What you need to do: Copy every line of the records below where the word "Configurare" occurs.
**** Input records
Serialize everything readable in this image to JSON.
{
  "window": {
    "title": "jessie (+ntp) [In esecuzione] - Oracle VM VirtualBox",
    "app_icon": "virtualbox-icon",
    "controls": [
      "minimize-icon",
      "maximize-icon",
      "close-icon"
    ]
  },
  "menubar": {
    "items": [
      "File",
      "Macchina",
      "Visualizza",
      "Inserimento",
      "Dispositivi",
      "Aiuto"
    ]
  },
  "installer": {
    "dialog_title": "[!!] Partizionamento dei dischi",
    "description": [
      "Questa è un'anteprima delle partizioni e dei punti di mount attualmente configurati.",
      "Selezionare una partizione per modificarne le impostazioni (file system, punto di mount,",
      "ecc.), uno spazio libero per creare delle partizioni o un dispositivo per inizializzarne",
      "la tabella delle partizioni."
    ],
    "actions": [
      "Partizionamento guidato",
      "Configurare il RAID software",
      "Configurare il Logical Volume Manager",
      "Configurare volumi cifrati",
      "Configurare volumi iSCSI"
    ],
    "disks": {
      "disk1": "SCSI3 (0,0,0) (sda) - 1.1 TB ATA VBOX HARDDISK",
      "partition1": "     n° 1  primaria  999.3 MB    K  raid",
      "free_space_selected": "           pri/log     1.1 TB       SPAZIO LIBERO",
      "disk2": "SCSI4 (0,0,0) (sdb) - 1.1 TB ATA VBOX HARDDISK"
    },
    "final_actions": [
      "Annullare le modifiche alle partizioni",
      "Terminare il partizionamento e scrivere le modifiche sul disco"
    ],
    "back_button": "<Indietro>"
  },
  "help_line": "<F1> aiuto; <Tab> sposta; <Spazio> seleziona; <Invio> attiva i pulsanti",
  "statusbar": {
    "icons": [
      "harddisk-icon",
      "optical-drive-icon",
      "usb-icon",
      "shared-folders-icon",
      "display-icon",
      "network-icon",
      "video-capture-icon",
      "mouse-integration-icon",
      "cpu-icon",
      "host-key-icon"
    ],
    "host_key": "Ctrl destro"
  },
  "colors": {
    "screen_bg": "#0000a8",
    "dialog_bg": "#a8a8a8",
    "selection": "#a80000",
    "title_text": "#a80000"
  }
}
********
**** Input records
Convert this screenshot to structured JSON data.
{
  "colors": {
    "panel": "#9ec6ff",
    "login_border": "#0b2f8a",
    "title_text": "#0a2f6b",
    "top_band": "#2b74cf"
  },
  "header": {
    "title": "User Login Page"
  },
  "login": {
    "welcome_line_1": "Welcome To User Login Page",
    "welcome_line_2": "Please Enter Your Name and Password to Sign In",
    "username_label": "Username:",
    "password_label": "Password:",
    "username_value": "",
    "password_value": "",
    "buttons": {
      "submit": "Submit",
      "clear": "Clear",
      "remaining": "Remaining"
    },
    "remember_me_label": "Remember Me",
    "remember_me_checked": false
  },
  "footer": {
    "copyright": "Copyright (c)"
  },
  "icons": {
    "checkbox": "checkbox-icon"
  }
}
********
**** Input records
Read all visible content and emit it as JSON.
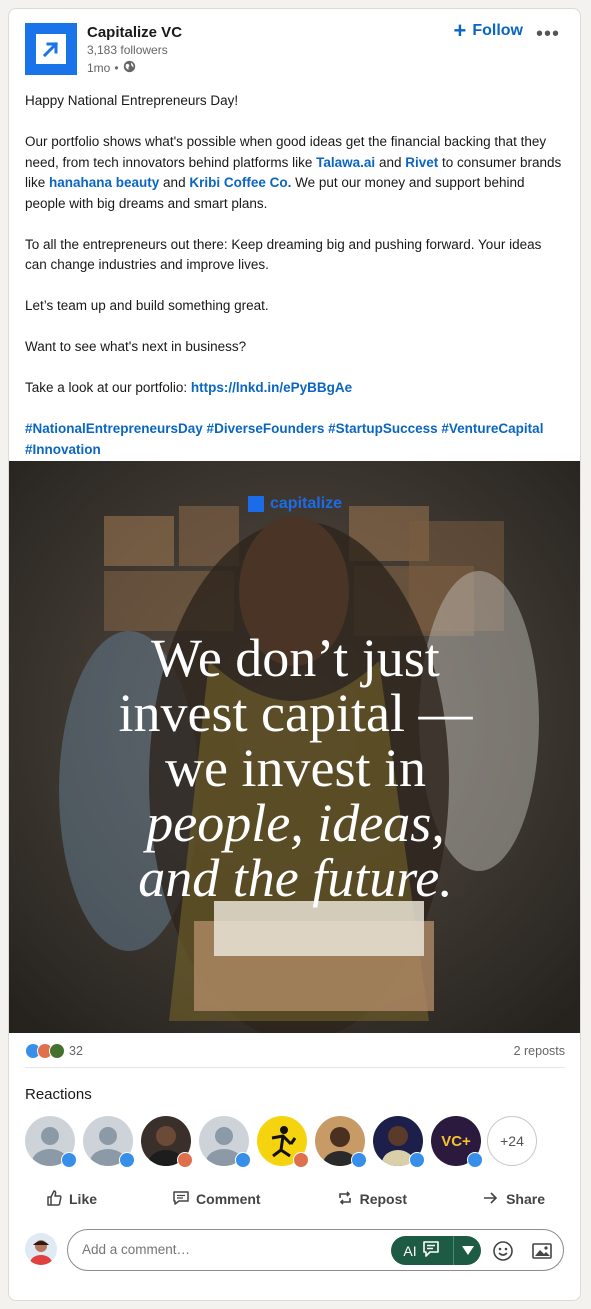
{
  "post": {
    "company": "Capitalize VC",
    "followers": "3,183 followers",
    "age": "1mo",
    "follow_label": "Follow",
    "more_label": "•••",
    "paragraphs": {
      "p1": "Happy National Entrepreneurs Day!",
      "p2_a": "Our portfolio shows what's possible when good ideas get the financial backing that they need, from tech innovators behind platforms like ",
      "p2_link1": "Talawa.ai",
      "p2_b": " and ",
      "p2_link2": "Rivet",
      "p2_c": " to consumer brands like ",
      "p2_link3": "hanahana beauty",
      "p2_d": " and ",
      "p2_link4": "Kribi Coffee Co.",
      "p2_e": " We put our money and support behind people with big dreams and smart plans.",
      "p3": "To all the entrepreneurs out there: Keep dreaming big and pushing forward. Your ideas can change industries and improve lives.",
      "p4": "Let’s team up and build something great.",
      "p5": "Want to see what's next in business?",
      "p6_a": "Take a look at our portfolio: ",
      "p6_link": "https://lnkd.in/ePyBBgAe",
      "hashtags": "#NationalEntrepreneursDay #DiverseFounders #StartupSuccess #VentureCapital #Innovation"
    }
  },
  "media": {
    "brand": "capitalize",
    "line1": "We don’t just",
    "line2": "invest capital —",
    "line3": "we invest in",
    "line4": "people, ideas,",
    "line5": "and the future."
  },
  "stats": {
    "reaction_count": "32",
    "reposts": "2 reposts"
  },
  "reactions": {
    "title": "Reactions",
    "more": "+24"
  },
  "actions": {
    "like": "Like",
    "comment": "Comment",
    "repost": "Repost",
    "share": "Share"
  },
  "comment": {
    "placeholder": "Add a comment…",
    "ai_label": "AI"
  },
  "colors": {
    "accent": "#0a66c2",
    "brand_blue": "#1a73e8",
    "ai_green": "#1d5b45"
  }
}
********
Result of this task:
      "Configurare il RAID software",
      "Configurare il Logical Volume Manager",
      "Configurare volumi cifrati",
      "Configurare volumi iSCSI"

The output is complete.